Work request: What you return must be the lines of the data that hold the word "localhost".

Input data:
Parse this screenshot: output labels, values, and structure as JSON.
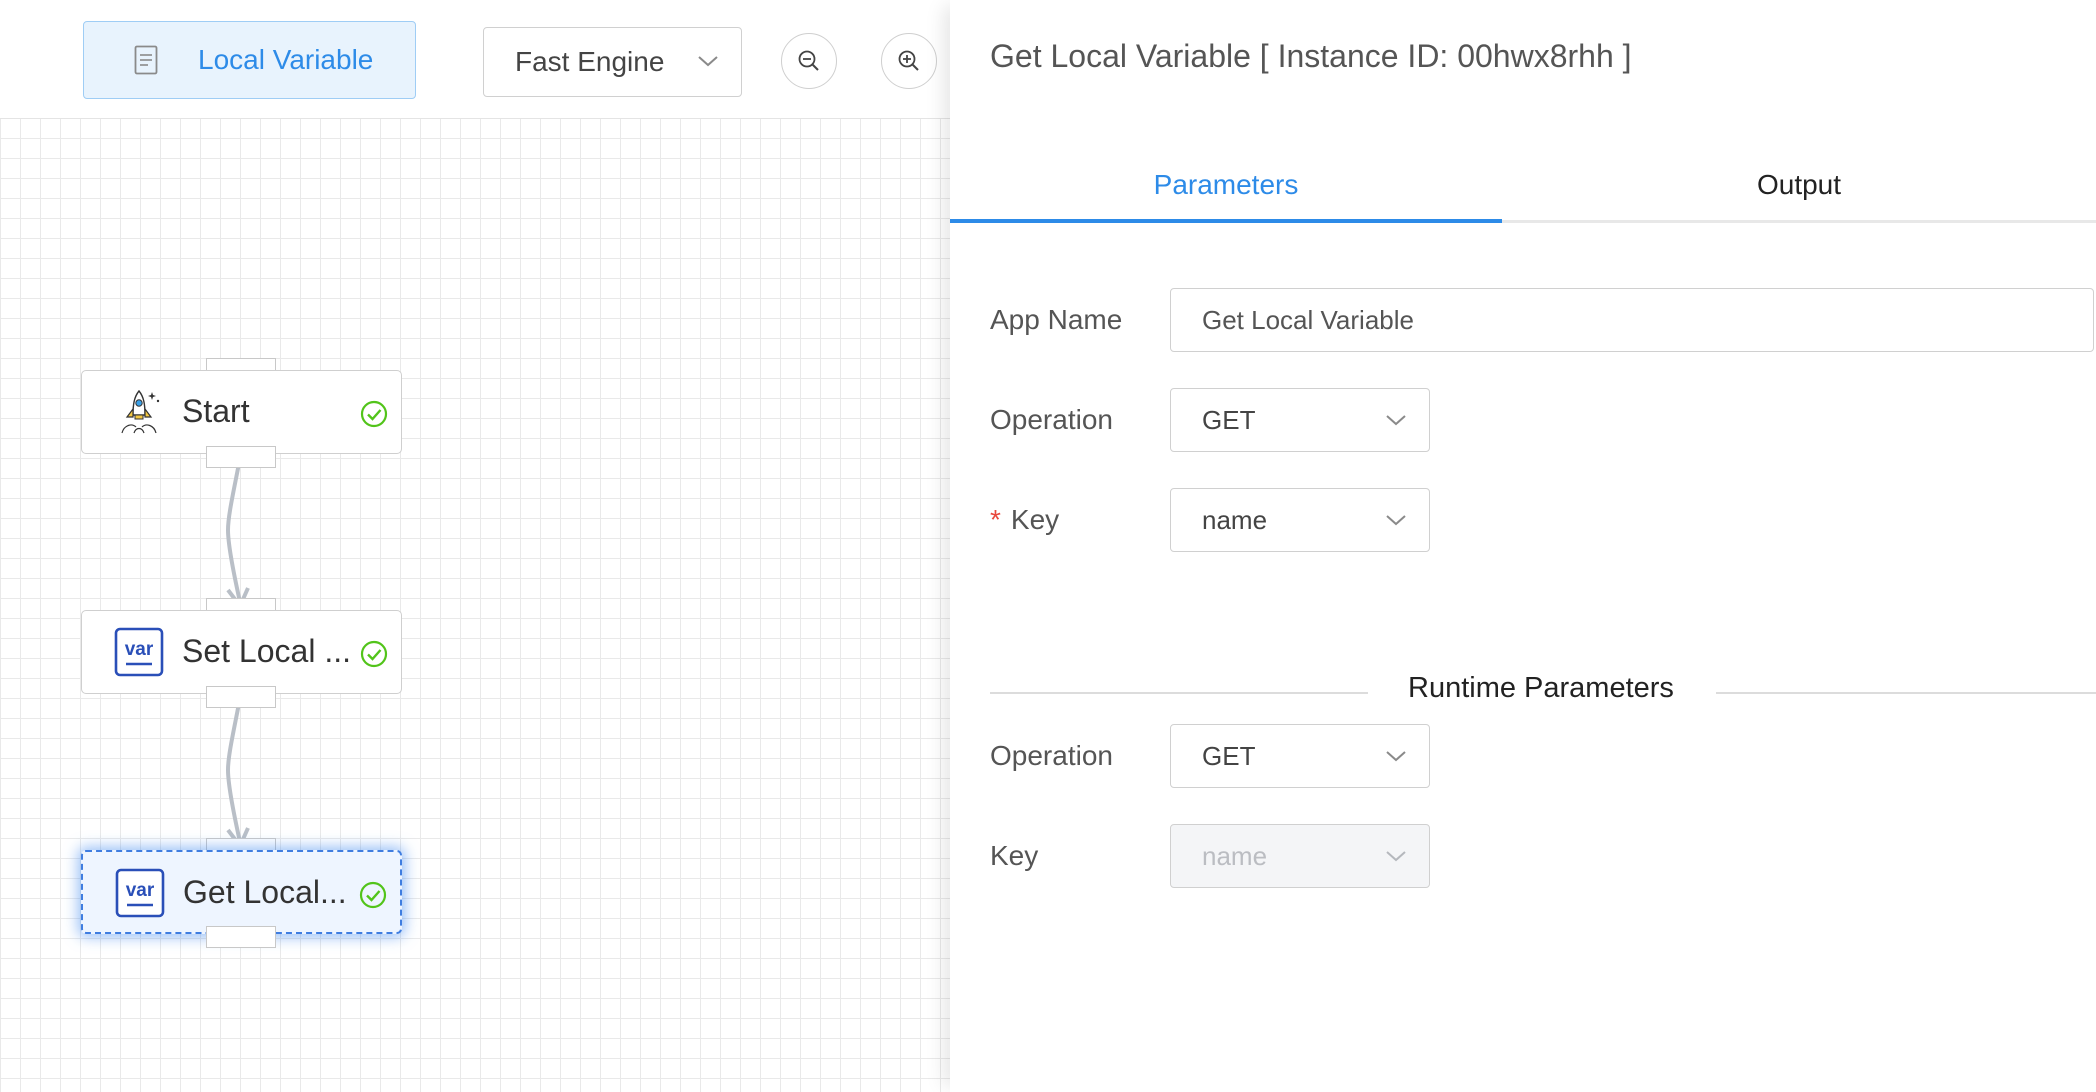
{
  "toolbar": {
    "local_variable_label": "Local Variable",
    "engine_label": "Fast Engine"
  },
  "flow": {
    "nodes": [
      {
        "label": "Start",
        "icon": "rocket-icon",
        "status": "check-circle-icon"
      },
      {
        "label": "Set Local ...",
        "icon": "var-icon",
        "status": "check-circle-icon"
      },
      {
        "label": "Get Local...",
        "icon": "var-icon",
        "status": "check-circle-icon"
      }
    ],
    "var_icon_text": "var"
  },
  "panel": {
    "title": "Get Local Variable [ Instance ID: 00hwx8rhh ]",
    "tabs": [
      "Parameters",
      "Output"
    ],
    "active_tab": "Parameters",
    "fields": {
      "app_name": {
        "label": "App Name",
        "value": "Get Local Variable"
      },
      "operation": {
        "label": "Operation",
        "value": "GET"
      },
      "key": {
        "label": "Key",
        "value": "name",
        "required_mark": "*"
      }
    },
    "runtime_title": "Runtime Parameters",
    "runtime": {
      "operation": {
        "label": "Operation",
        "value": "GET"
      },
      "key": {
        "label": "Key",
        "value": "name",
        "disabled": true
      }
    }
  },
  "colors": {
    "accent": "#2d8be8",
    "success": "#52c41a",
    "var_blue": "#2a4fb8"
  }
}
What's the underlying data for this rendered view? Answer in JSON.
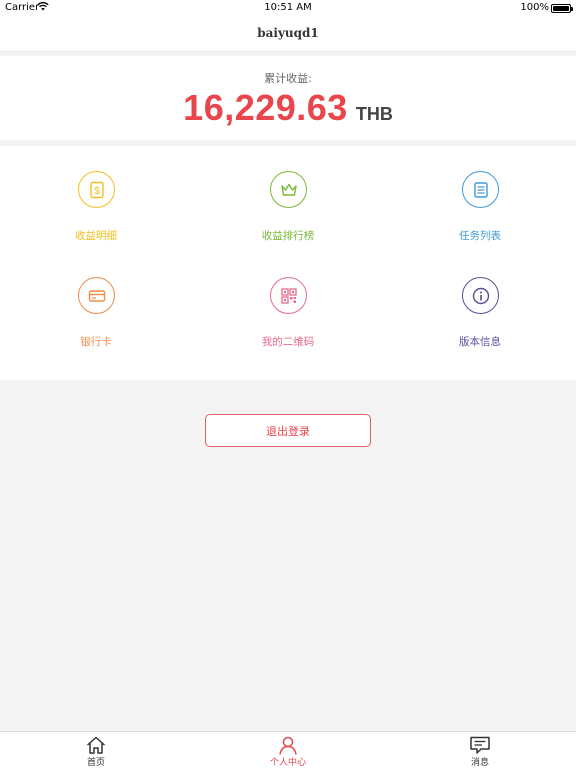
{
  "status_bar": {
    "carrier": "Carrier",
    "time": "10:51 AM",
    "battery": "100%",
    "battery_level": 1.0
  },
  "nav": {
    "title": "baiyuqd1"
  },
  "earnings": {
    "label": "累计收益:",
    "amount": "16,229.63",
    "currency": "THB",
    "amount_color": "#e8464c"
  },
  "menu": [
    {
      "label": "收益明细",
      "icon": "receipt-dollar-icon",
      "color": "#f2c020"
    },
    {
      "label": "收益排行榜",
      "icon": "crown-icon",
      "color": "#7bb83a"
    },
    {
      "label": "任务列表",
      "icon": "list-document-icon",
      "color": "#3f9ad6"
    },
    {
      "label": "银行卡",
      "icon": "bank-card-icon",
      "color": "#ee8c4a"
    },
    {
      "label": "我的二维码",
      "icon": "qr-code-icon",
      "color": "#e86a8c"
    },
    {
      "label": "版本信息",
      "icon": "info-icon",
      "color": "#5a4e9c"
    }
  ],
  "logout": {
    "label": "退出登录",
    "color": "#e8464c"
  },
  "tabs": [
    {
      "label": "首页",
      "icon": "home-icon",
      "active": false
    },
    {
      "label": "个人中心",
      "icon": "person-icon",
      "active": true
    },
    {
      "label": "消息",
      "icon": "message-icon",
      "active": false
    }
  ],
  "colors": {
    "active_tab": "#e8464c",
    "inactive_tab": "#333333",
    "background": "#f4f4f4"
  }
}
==
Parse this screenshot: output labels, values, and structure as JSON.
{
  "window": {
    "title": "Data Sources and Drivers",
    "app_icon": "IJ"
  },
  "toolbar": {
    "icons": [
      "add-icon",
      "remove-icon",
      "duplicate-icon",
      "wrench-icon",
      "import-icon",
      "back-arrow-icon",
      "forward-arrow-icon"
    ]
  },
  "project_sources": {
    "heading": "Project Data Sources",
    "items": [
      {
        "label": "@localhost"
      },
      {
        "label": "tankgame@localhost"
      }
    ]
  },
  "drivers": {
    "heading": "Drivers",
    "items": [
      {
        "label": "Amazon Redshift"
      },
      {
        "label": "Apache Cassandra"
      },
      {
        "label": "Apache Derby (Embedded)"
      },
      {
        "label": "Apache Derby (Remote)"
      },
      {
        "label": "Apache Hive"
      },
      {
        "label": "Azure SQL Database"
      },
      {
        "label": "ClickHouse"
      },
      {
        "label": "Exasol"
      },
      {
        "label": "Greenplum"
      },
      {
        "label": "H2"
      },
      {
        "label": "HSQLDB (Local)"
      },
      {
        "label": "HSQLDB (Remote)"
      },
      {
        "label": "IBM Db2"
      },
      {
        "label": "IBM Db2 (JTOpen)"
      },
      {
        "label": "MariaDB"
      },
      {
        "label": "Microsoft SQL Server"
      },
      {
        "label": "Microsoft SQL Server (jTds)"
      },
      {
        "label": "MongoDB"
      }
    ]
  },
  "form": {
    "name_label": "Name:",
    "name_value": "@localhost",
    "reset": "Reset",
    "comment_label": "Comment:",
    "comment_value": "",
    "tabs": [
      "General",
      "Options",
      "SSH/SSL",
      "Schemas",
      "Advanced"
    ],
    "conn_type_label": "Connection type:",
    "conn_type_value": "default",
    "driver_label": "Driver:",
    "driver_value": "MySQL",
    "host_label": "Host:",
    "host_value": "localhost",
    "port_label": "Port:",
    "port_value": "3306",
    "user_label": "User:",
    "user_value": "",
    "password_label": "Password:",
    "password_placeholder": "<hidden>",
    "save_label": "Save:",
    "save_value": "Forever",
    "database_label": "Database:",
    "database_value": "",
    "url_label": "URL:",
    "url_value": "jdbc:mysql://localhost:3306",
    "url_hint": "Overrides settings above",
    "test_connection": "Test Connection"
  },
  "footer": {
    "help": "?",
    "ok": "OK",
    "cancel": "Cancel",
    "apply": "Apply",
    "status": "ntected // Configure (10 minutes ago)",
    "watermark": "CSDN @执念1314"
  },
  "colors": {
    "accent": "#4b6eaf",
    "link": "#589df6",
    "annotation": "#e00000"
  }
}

Your solution:
        "label": "@localhost"
        "label": "tankgame@localhost"
    "name_value": "@localhost",
    "host_value": "localhost",
    "url_value": "jdbc:mysql://localhost:3306",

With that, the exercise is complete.